Monday 27 April 2015


Thomas L. Friedman

The World is Fast

Ten years ago, New York Times columnist and three-time Pulizer Prize winner Thomas L. Friedman shone a light on how the world was ‘flattening’; how the convergence of world events and new technologies had opened up the global supply chain to previously excluded economies. His book The World is Flat captured a pivotal moment in the 21st Century, examining the trends, opportunities and challenges this ‘next new world’ presented to countries, companies and individuals.

Ten years on, the writer will offer new insights into the effects of technological change, globalisation, economic crisis and political turmoil, in a lecture that promises to be thought-provoking and challenging.

Thomas L. Friedman won his third Pulitzer Prize in 2002. He joined The Times in 1981 and was appointed Beirut bureau chief in 1982. In 1984, he was transferred from Beirut to Jerusalem, where he served as Israel bureau chief until 1988. He was awarded the 1983 Pulitzer Prize for international reporting (from Lebanon) and the 1988 Pulitzer Prize for international reporting (from Israel). He became foreign-affairs columnist for The New York Times in  1995 having served as as chief economic correspondent in the Washington bureau and before that chief White House correspondent.

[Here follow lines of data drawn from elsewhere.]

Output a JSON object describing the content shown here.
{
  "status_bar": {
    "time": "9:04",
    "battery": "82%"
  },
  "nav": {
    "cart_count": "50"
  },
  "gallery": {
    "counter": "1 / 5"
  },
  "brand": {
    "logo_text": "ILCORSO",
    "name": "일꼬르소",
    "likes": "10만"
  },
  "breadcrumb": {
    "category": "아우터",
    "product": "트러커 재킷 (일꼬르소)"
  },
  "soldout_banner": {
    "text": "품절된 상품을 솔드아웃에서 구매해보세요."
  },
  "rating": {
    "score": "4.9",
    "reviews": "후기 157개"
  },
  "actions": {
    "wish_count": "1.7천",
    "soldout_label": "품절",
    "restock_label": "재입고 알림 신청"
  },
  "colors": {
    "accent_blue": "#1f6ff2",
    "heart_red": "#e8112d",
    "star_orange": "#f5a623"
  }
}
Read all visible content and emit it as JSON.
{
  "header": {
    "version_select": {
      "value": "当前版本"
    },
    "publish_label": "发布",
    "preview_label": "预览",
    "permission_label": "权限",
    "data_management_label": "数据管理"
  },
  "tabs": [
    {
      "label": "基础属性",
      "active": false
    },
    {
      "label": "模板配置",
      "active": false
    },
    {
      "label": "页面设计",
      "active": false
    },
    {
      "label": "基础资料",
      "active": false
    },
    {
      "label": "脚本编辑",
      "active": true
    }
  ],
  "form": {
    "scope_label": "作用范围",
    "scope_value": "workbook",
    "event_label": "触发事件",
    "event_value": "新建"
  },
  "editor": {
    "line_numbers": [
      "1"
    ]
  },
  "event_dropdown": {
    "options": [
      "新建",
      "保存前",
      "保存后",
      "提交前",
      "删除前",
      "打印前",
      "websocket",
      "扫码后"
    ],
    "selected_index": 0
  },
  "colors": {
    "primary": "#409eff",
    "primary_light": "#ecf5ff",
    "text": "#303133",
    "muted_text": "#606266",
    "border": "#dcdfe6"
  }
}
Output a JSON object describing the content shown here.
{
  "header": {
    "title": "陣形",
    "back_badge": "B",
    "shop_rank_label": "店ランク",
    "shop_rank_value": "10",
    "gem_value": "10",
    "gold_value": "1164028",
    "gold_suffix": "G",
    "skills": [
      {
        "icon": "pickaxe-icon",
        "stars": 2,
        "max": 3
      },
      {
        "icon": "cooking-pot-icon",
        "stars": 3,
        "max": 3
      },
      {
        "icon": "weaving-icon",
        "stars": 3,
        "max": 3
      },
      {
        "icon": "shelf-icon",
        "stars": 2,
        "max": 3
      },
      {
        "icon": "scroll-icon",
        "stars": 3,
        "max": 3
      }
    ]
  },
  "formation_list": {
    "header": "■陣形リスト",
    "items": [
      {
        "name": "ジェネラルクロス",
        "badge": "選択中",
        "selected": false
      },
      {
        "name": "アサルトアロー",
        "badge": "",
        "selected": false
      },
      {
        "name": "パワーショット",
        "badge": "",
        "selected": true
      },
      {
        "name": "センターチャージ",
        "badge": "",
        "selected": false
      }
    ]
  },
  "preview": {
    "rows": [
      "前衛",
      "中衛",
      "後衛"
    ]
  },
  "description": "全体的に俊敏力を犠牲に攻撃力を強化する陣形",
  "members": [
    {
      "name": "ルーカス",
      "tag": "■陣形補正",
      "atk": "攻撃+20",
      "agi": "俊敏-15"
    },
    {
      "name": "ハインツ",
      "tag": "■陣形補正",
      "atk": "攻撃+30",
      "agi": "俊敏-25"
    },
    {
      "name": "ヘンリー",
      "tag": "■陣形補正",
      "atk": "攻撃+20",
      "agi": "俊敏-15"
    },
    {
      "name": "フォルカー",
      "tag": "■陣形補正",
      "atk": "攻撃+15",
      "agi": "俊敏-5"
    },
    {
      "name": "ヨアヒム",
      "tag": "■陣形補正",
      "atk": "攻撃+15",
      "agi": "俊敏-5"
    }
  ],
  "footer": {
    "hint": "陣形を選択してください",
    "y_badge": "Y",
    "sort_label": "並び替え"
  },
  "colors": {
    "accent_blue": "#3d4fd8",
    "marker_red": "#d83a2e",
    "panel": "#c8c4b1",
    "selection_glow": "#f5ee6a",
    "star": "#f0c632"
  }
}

In 2005, he was elected as a member of the Pulitzer Prize Board.  Friedman’s latest book, The World is Flat: A Brief History of the 21st Century, was released in April 2005 and won the inaugural Goldman Sachs/Financial Times Business Book of the Year award. In 2004, he was awarded the Overseas Press Club Award for lifetime achievement and the honorary title, Order of the British Empire (OBE), by Queen Elizabeth II.

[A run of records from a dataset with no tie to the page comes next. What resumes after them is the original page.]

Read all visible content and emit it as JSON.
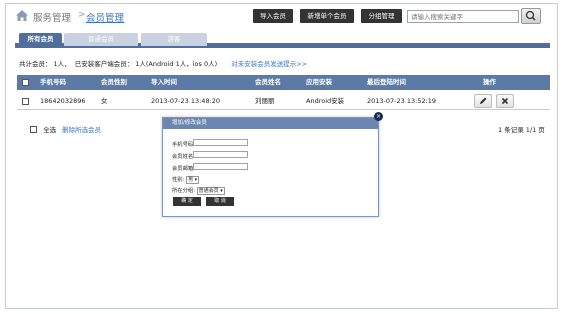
{
  "header": {
    "breadcrumb_root": "服务管理",
    "breadcrumb_sep": ">",
    "breadcrumb_current": "会员管理",
    "buttons": {
      "import": "导入会员",
      "add_single": "新增单个会员",
      "group_manage": "分组管理"
    },
    "search_placeholder": "请输入搜索关键字"
  },
  "tabs": [
    {
      "label": "所有会员",
      "active": true
    },
    {
      "label": "普通会员",
      "active": false
    },
    {
      "label": "游客",
      "active": false
    }
  ],
  "summary": {
    "total_label": "共计会员：",
    "total_value": "1人，",
    "installed_label": "已安装客户端会员：",
    "installed_value": "1人(Android 1人，ios 0人)",
    "send_link": "对未安装会员发送提示>>"
  },
  "table": {
    "columns": [
      "手机号码",
      "会员性别",
      "导入时间",
      "会员姓名",
      "应用安装",
      "最后登陆时间",
      "操作"
    ],
    "rows": [
      {
        "phone": "18642032896",
        "gender": "女",
        "import_time": "2013-07-23 13:48:20",
        "name": "刘丽丽",
        "install": "Android安装",
        "last_login": "2013-07-23 13:52:19"
      }
    ]
  },
  "footer": {
    "select_all": "全选",
    "delete_selected": "删除所选会员",
    "records": "1 条记录 1/1 页"
  },
  "modal": {
    "title": "增加/修改会员",
    "fields": {
      "phone": "手机号码:",
      "name": "会员姓名:",
      "email": "会员邮箱:",
      "gender": "性别:",
      "group": "所在分组:"
    },
    "gender_value": "男",
    "group_value": "普通会员",
    "confirm": "确 定",
    "cancel": "取 消"
  },
  "icons": {
    "home": "home-icon",
    "search": "search-icon",
    "edit": "pencil-icon",
    "delete": "close-icon"
  },
  "colors": {
    "accent": "#4e6e9b",
    "table_header": "#5b7aa6",
    "link": "#3a73c8"
  }
}
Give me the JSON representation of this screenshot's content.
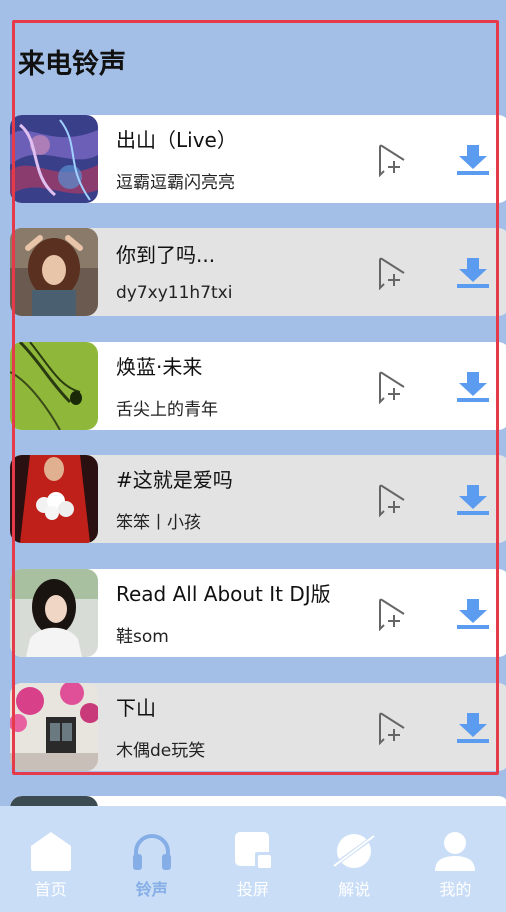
{
  "page": {
    "title": "来电铃声"
  },
  "songs": [
    {
      "title": "出山（Live）",
      "artist": "逗霸逗霸闪亮亮",
      "cover": "abstract-blue-purple"
    },
    {
      "title": "你到了吗...",
      "artist": "dy7xy11h7txi",
      "cover": "girl-portrait"
    },
    {
      "title": "焕蓝·未来",
      "artist": "舌尖上的青年",
      "cover": "green-leaf"
    },
    {
      "title": "#这就是爱吗",
      "artist": "笨笨丨小孩",
      "cover": "red-dress-flowers"
    },
    {
      "title": "Read All About It   DJ版",
      "artist": "鞋som",
      "cover": "woman-portrait"
    },
    {
      "title": "下山",
      "artist": "木偶de玩笑",
      "cover": "flowers-window"
    }
  ],
  "tabs": [
    {
      "label": "首页",
      "icon": "home-icon",
      "active": false
    },
    {
      "label": "铃声",
      "icon": "headphones-icon",
      "active": true
    },
    {
      "label": "投屏",
      "icon": "cast-screen-icon",
      "active": false
    },
    {
      "label": "解说",
      "icon": "planet-icon",
      "active": false
    },
    {
      "label": "我的",
      "icon": "user-icon",
      "active": false
    }
  ],
  "colors": {
    "background": "#a3bfe8",
    "accent_blue": "#5b9cf0",
    "tab_active": "#86aee6",
    "tabbar_bg": "#c9ddf7",
    "selection_frame": "#e53a4a"
  }
}
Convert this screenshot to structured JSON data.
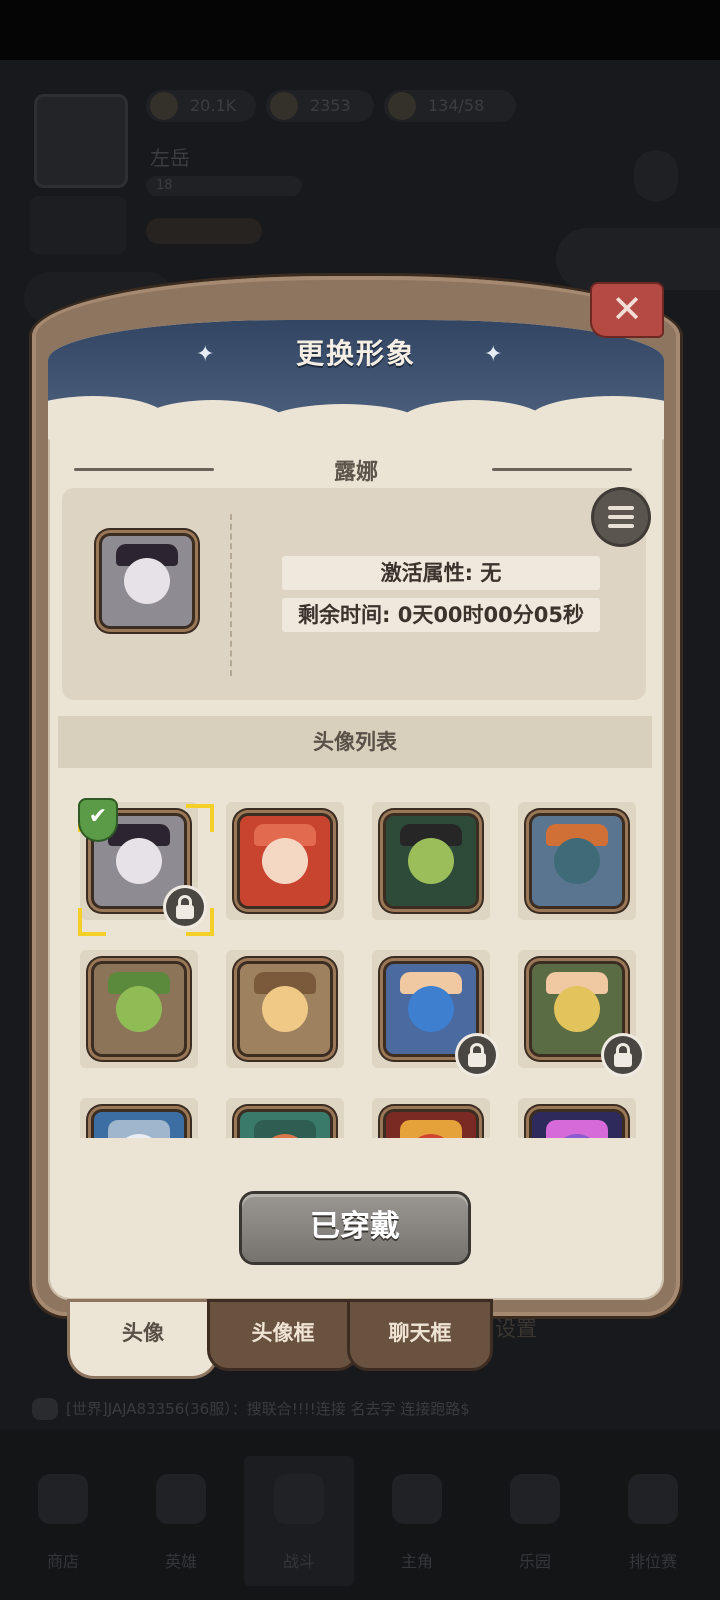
{
  "background": {
    "resources": [
      "20.1K",
      "2353",
      "134/58"
    ],
    "player_name": "左岳",
    "level": "18",
    "chat_line": "[世界]JAJA83356(36服）：搜联合!!!!连接 名去字 连接跑路$",
    "nav": [
      "商店",
      "英雄",
      "战斗",
      "主角",
      "乐园",
      "排位赛"
    ]
  },
  "dialog": {
    "title": "更换形象",
    "close_icon": "close-icon",
    "hero_name": "露娜",
    "activate_label": "激活属性: 无",
    "remaining_label": "剩余时间: 0天00时00分05秒",
    "list_title": "头像列表",
    "wear_button": "已穿戴"
  },
  "avatars": [
    {
      "id": "luna",
      "locked": true,
      "selected": true,
      "equipped": true,
      "colors": [
        "#8f8b92",
        "#e7e2e8",
        "#2c2430"
      ]
    },
    {
      "id": "rabbit-girl",
      "locked": false,
      "colors": [
        "#c8442f",
        "#f4d8c4",
        "#e26a4f"
      ]
    },
    {
      "id": "green-gunslinger",
      "locked": false,
      "colors": [
        "#2e4b3a",
        "#9bbd5a",
        "#262626"
      ]
    },
    {
      "id": "dwarf-viking",
      "locked": false,
      "colors": [
        "#5a7590",
        "#3f6b78",
        "#d06f36"
      ]
    },
    {
      "id": "leaf-goblin",
      "locked": false,
      "colors": [
        "#8b7457",
        "#8fbc55",
        "#5c8a3c"
      ]
    },
    {
      "id": "blonde-squire",
      "locked": false,
      "colors": [
        "#9e8260",
        "#f0c987",
        "#7a5a3a"
      ]
    },
    {
      "id": "blue-haired-ninja",
      "locked": true,
      "colors": [
        "#4a6aa0",
        "#3e7fcf",
        "#f0c9a3"
      ]
    },
    {
      "id": "hooded-ranger",
      "locked": true,
      "colors": [
        "#5a6c44",
        "#e3c35b",
        "#f0c9a3"
      ]
    },
    {
      "id": "white-wolf",
      "locked": false,
      "colors": [
        "#3d6ea3",
        "#e8eef3",
        "#9fb6cc"
      ]
    },
    {
      "id": "green-witch",
      "locked": false,
      "colors": [
        "#3a7a6a",
        "#d9764b",
        "#2e5e52"
      ]
    },
    {
      "id": "red-flower",
      "locked": false,
      "colors": [
        "#7a2a22",
        "#d0452f",
        "#e5a23b"
      ]
    },
    {
      "id": "purple-mage",
      "locked": false,
      "colors": [
        "#2e2a5c",
        "#8a5ad0",
        "#d66ad8"
      ]
    }
  ],
  "tabs": [
    "头像",
    "头像框",
    "聊天框"
  ],
  "tab_overflow": "设置",
  "active_tab": 0
}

Credit: Charles Haynes via Flickr License: CC BY-SA 2.0

"Now I despise ISIS as much as anyone, but let me just toss out a different question: Should we be arming ISIS? Or let me ask that differently: Why are we, for the third time since 9/11, fighting a war on behalf of Iran?"

Thomas L. Friedman